March 2nd, 2013
11 million persons
The term The American Experiment is believed to have emerged from president Thomas Jefferson’s letter to David Hartley on July 2nd, 1787 “I have no fear that the result of our experiment will be that men may be trusted to govern themselves without a master.” In America, success is referred to as the American Dream, but it is often forgotten that immigrants were and continue to be the primary Dreamers. President John F. Kennedy describes on his book A Nation of Immigrants, the contributions of immigrants since the funding of the first thirteen colonies, and provokes the reader’s intellect to assert that a nation built by immigrants needs immigrants to prevail.
In her book A Team of Rivals, Doris Goodwin quotes Salmon P. Chase, an eventual member of president Abraham Lincoln’s cabinet in the 1850’s, testifying on a trail against the Fugitive State Law “Under the constitution… all the inhabitants of the United States are, without exception, persons, -persons, it may be, not free, persons, held to service… but still, persons,” (113). Some authors explain that Mr. Chase was making reference to The Bill of Rights where the word “person” is used numerous times but the word “citizen” is not mentioned once. This states, that a person living in the US should be accounted as a right-bearer regardless of citizenship status. This is the tumult of the present debate.
40 million (13% of the population) of foreign-born nationals are living in the US according to the US Census Bureau study published on May 2010 (Table 1). While the US Department of Homeland Security ( DHS) published a report stating “In summary, an estimated 11.5 million unauthorized immigrants were living in the United States in January 2011 compared to a revised 2010 estimate of 11.6 million.” This simple data demonstrates the challenges of the US immigration system, shedding a dim light to its problematic procedures and arising questions like, why are there 11.5 million people living in the US without documents of residency? How did they get here? Who is responsible for this?
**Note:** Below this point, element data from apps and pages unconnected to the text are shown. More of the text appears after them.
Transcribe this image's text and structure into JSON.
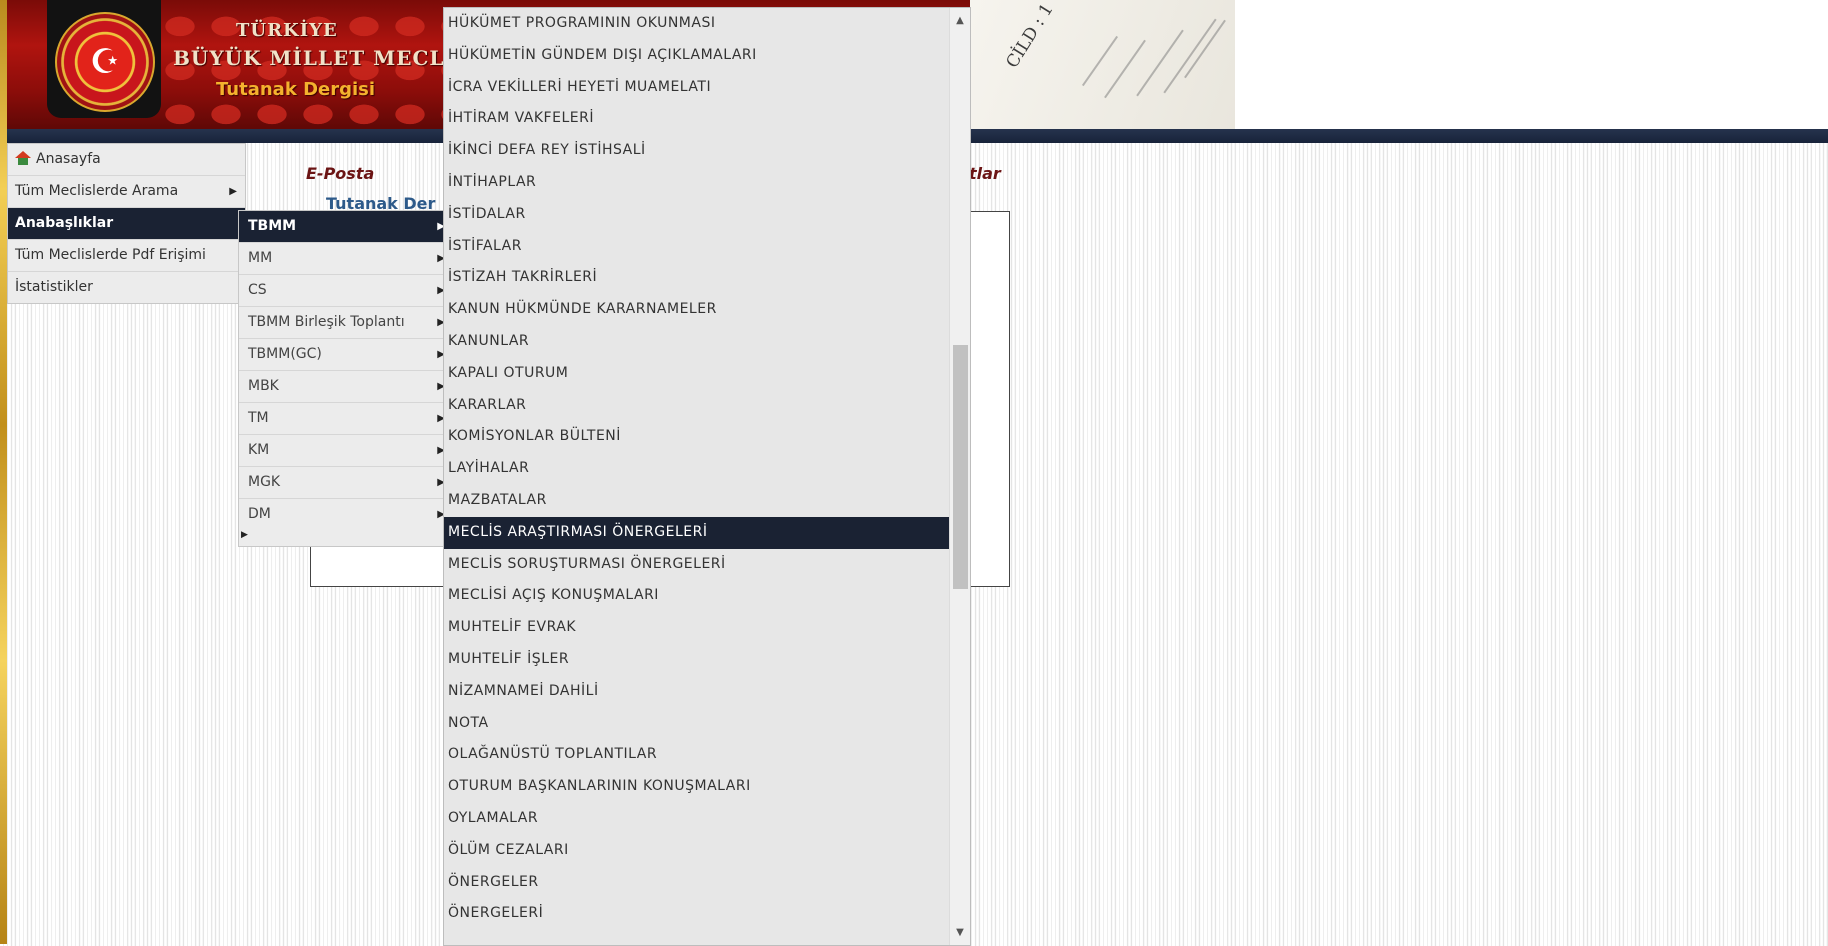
{
  "header": {
    "title_line1": "TÜRKİYE",
    "title_line2": "BÜYÜK MİLLET MECLİSİ",
    "subtitle": "Tutanak Dergisi",
    "document_text": "CİLD : 1"
  },
  "left_menu": {
    "items": [
      {
        "label": "Anasayfa",
        "icon": "home-icon"
      },
      {
        "label": "Tüm Meclislerde Arama",
        "has_submenu": true
      },
      {
        "label": "Anabaşlıklar",
        "has_submenu": true,
        "active": true
      },
      {
        "label": "Tüm Meclislerde Pdf Erişimi"
      },
      {
        "label": "İstatistikler"
      }
    ]
  },
  "page": {
    "eposta": "E-Posta",
    "kotlar_partial": "otlar",
    "tutanak_partial": "Tutanak Der"
  },
  "submenu": {
    "items": [
      "TBMM",
      "MM",
      "CS",
      "TBMM Birleşik Toplantı",
      "TBMM(GC)",
      "MBK",
      "TM",
      "KM",
      "MGK",
      "DM"
    ],
    "active_index": 0
  },
  "topic_menu": {
    "items": [
      "HÜKÜMET PROGRAMININ OKUNMASI",
      "HÜKÜMETİN GÜNDEM DIŞI AÇIKLAMALARI",
      "İCRA VEKİLLERİ HEYETİ MUAMELATI",
      "İHTİRAM VAKFELERİ",
      "İKİNCİ DEFA REY İSTİHSALİ",
      "İNTİHAPLAR",
      "İSTİDALAR",
      "İSTİFALAR",
      "İSTİZAH TAKRİRLERİ",
      "KANUN HÜKMÜNDE KARARNAMELER",
      "KANUNLAR",
      "KAPALI OTURUM",
      "KARARLAR",
      "KOMİSYONLAR BÜLTENİ",
      "LAYİHALAR",
      "MAZBATALAR",
      "MECLİS ARAŞTIRMASI ÖNERGELERİ",
      "MECLİS SORUŞTURMASI ÖNERGELERİ",
      "MECLİSİ AÇIŞ KONUŞMALARI",
      "MUHTELİF EVRAK",
      "MUHTELİF İŞLER",
      "NİZAMNAMEİ DAHİLİ",
      "NOTA",
      "OLAĞANÜSTÜ TOPLANTILAR",
      "OTURUM BAŞKANLARININ KONUŞMALARI",
      "OYLAMALAR",
      "ÖLÜM CEZALARI",
      "ÖNERGELER",
      "ÖNERGELERİ"
    ],
    "active_index": 16
  },
  "colors": {
    "active_bg": "#1a2233",
    "menu_bg": "#ececec",
    "banner_red": "#b0140f",
    "gold": "#f4b22e"
  }
}
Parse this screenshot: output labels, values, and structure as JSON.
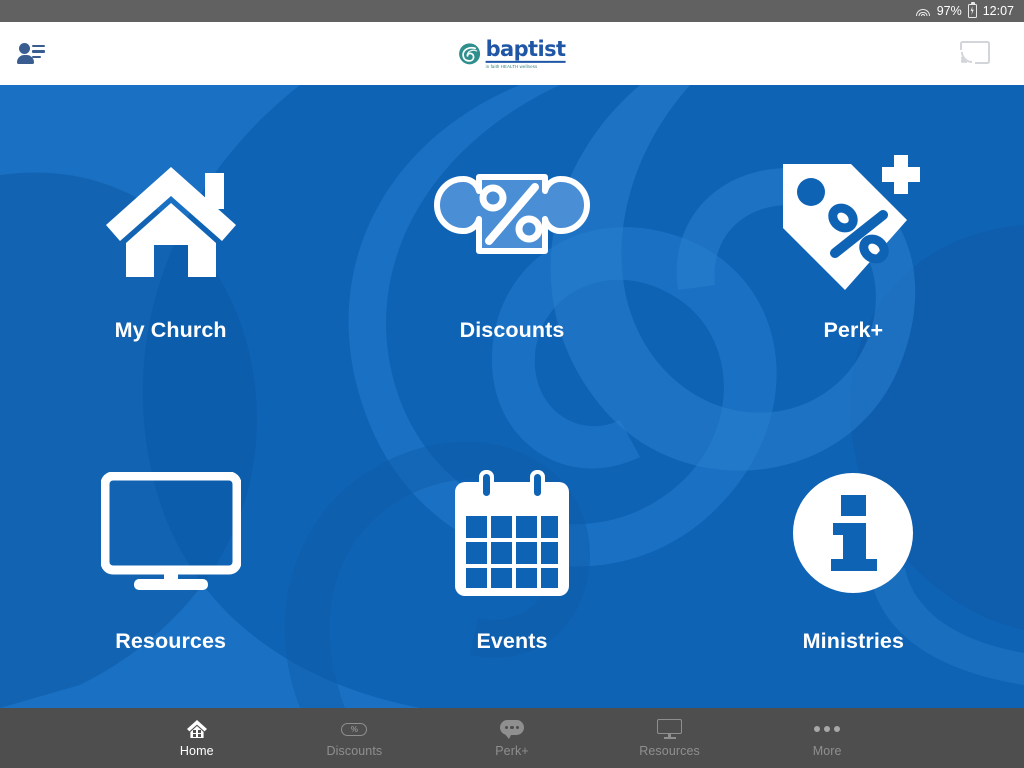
{
  "status_bar": {
    "wifi_icon": "wifi-icon",
    "battery_percent": "97%",
    "battery_icon": "battery-charging-icon",
    "time": "12:07"
  },
  "header": {
    "contacts_icon": "contacts-icon",
    "logo": {
      "swirl_icon": "baptist-swirl-logo-icon",
      "name": "baptist",
      "tagline": "in faith HEALTH wellness"
    },
    "cast_icon": "cast-icon"
  },
  "main": {
    "background_color": "#0f63b5",
    "tiles": [
      {
        "id": "my-church",
        "label": "My Church",
        "icon": "house-icon"
      },
      {
        "id": "discounts",
        "label": "Discounts",
        "icon": "coupon-percent-icon"
      },
      {
        "id": "perk-plus",
        "label": "Perk+",
        "icon": "price-tag-plus-icon"
      },
      {
        "id": "resources",
        "label": "Resources",
        "icon": "monitor-icon"
      },
      {
        "id": "events",
        "label": "Events",
        "icon": "calendar-icon"
      },
      {
        "id": "ministries",
        "label": "Ministries",
        "icon": "info-circle-icon"
      }
    ]
  },
  "bottom_nav": {
    "background_color": "#4e4e4e",
    "active_color": "#ffffff",
    "inactive_color": "#8f8f8f",
    "items": [
      {
        "id": "home",
        "label": "Home",
        "icon": "home-icon",
        "active": true
      },
      {
        "id": "discounts",
        "label": "Discounts",
        "icon": "discount-tag-icon",
        "active": false
      },
      {
        "id": "perk",
        "label": "Perk+",
        "icon": "chat-bubble-icon",
        "active": false
      },
      {
        "id": "resources",
        "label": "Resources",
        "icon": "monitor-icon",
        "active": false
      },
      {
        "id": "more",
        "label": "More",
        "icon": "ellipsis-icon",
        "active": false
      }
    ]
  }
}
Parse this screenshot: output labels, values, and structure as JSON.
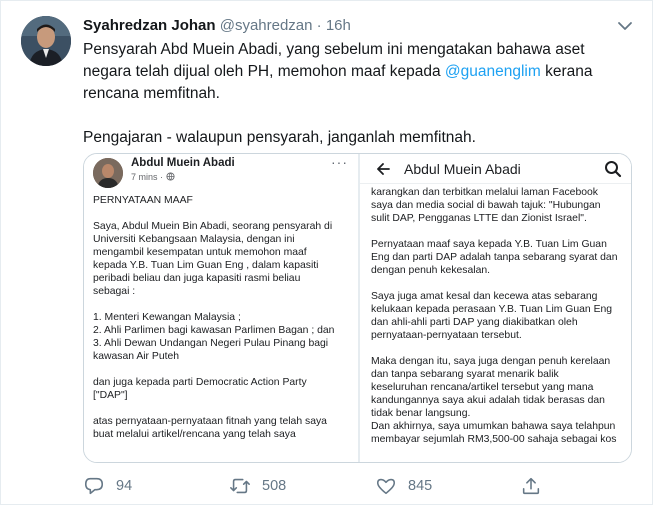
{
  "tweet": {
    "display_name": "Syahredzan Johan",
    "handle": "@syahredzan",
    "separator": "·",
    "time": "16h",
    "text_part1": "Pensyarah Abd Muein Abadi, yang sebelum ini mengatakan bahawa aset negara telah dijual oleh PH, memohon maaf kepada ",
    "mention": "@guanenglim",
    "text_part2": " kerana rencana memfitnah.",
    "text_para2": "Pengajaran - walaupun pensyarah, janganlah memfitnah.",
    "icons": {
      "avatar": "profile-photo",
      "caret": "chevron-down-icon"
    }
  },
  "image_left": {
    "author": "Abdul Muein Abadi",
    "meta": "7 mins · ",
    "more": "···",
    "lines": [
      "PERNYATAAN MAAF",
      "",
      "Saya, Abdul Muein Bin Abadi, seorang pensyarah di",
      "Universiti Kebangsaan Malaysia, dengan ini",
      "mengambil kesempatan untuk memohon maaf",
      "kepada Y.B. Tuan Lim Guan Eng , dalam kapasiti",
      "peribadi beliau dan juga kapasiti rasmi beliau",
      "sebagai :",
      "",
      "1. Menteri Kewangan Malaysia ;",
      "2. Ahli Parlimen bagi kawasan Parlimen Bagan ; dan",
      "3. Ahli Dewan Undangan Negeri Pulau Pinang bagi",
      "kawasan Air Puteh",
      "",
      "dan juga kepada parti Democratic Action Party",
      "[\"DAP\"]",
      "",
      "atas pernyataan-pernyataan fitnah yang telah saya",
      "buat melalui artikel/rencana yang telah saya"
    ]
  },
  "image_right": {
    "title": "Abdul Muein Abadi",
    "icons": {
      "back": "back-arrow-icon",
      "search": "search-icon"
    },
    "lines": [
      "karangkan dan terbitkan melalui laman Facebook",
      "saya dan media social di bawah tajuk: \"Hubungan",
      "sulit DAP, Pengganas LTTE dan Zionist Israel\".",
      "",
      "Pernyataan maaf saya kepada Y.B. Tuan Lim Guan",
      "Eng dan parti DAP adalah tanpa sebarang syarat dan",
      "dengan penuh kekesalan.",
      "",
      "Saya juga amat kesal dan kecewa atas sebarang",
      "kelukaan kepada perasaan Y.B. Tuan Lim Guan Eng",
      "dan ahli-ahli parti DAP yang diakibatkan oleh",
      "pernyataan-pernyataan tersebut.",
      "",
      "Maka dengan itu, saya juga dengan penuh kerelaan",
      "dan tanpa sebarang syarat menarik balik",
      "keseluruhan rencana/artikel tersebut yang mana",
      "kandungannya saya akui adalah tidak berasas dan",
      "tidak benar langsung.",
      "Dan akhirnya, saya umumkan bahawa saya telahpun",
      "membayar sejumlah RM3,500-00 sahaja sebagai kos"
    ]
  },
  "actions": {
    "reply_count": "94",
    "retweet_count": "508",
    "like_count": "845",
    "icons": [
      "reply-icon",
      "retweet-icon",
      "like-icon",
      "share-icon"
    ]
  },
  "colors": {
    "accent": "#1da1f2",
    "muted": "#657786",
    "text": "#14171a"
  }
}
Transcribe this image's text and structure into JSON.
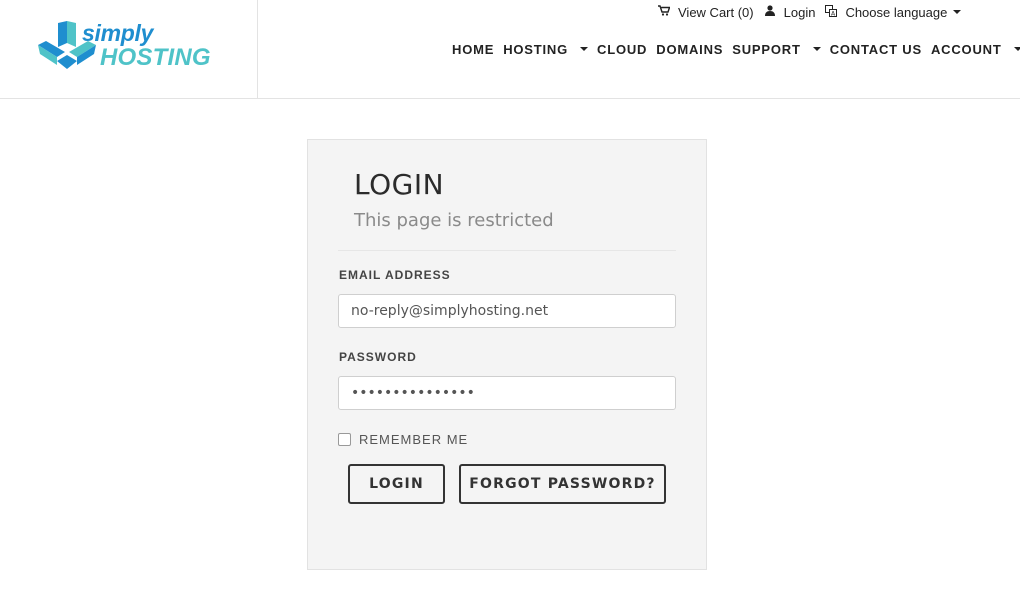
{
  "brand": {
    "line1": "simply",
    "line2": "HOSTING",
    "colors": {
      "primary": "#1f8ecf",
      "secondary": "#4fc3c8"
    }
  },
  "topbar": {
    "cart": {
      "icon": "cart-icon",
      "label": "View Cart (0)"
    },
    "login": {
      "icon": "user-icon",
      "label": "Login"
    },
    "language": {
      "icon": "translate-icon",
      "label": "Choose language"
    }
  },
  "nav": {
    "items": [
      {
        "label": "HOME",
        "dropdown": false
      },
      {
        "label": "HOSTING",
        "dropdown": true
      },
      {
        "label": "CLOUD",
        "dropdown": false
      },
      {
        "label": "DOMAINS",
        "dropdown": false
      },
      {
        "label": "SUPPORT",
        "dropdown": true
      },
      {
        "label": "CONTACT US",
        "dropdown": false
      },
      {
        "label": "ACCOUNT",
        "dropdown": true
      }
    ]
  },
  "login": {
    "title": "LOGIN",
    "subtitle": "This page is restricted",
    "email_label": "EMAIL ADDRESS",
    "email_value": "no-reply@simplyhosting.net",
    "password_label": "PASSWORD",
    "password_value": "•••••••••••••••",
    "remember_label": "REMEMBER ME",
    "remember_checked": false,
    "login_button": "LOGIN",
    "forgot_button": "FORGOT PASSWORD?"
  }
}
11.5 million people roughly equals to 274 football fields. Taking this huge visualization of persons living among American citizens is evidence of a problem. Making the most important question in the immigration debate today, how is this problem solved? David Harris, a professor at the University of Pittsburgh School of Law asserts “Illegal immigration has long been a subject of controversy in the United States… illegal immigration became a hot topic in the 1980s, provoking action in the Congress. The legislation that resulted, signed by President Ronald Reagan in 1986, promised to stem the tide of illegal immigration while simultaneously providing a path toward citizenship for those already in the U.S… It is interesting indeed to look back at the passage of the 1986 bill and recall that the path to citizenship for long-settled immigrants was called an amnesty, even by President Reagan himself” (1). The word amnesty means “a general pardon for offenses, especially political offenses, against a government, often granted before any trial or conviction.” according to the website dictionary.com. But upon recent years, the term has developed the new meaning among American society, of allowing all undocumented immigrants presently living in the US to stay. This meaning is also used often to describe an immigration reform, the effort to solve the problem,
According to Los Angeles Mayor, Antonio Villaraigosa, immigration reform “It's not amnesty, it's earned.” Meaning that a path to citizenship for 11.5 million persons living now in the US is not a gift nor reward for breaking the law. This short but assertive comment approaches to the meaning of immigration reform, declaring that there would be a path to citizenship for undocumented persons but that in order to obtain it, potential beneficiaries would either have to go through a long and arduous process...
Please join StudyMode to read the full document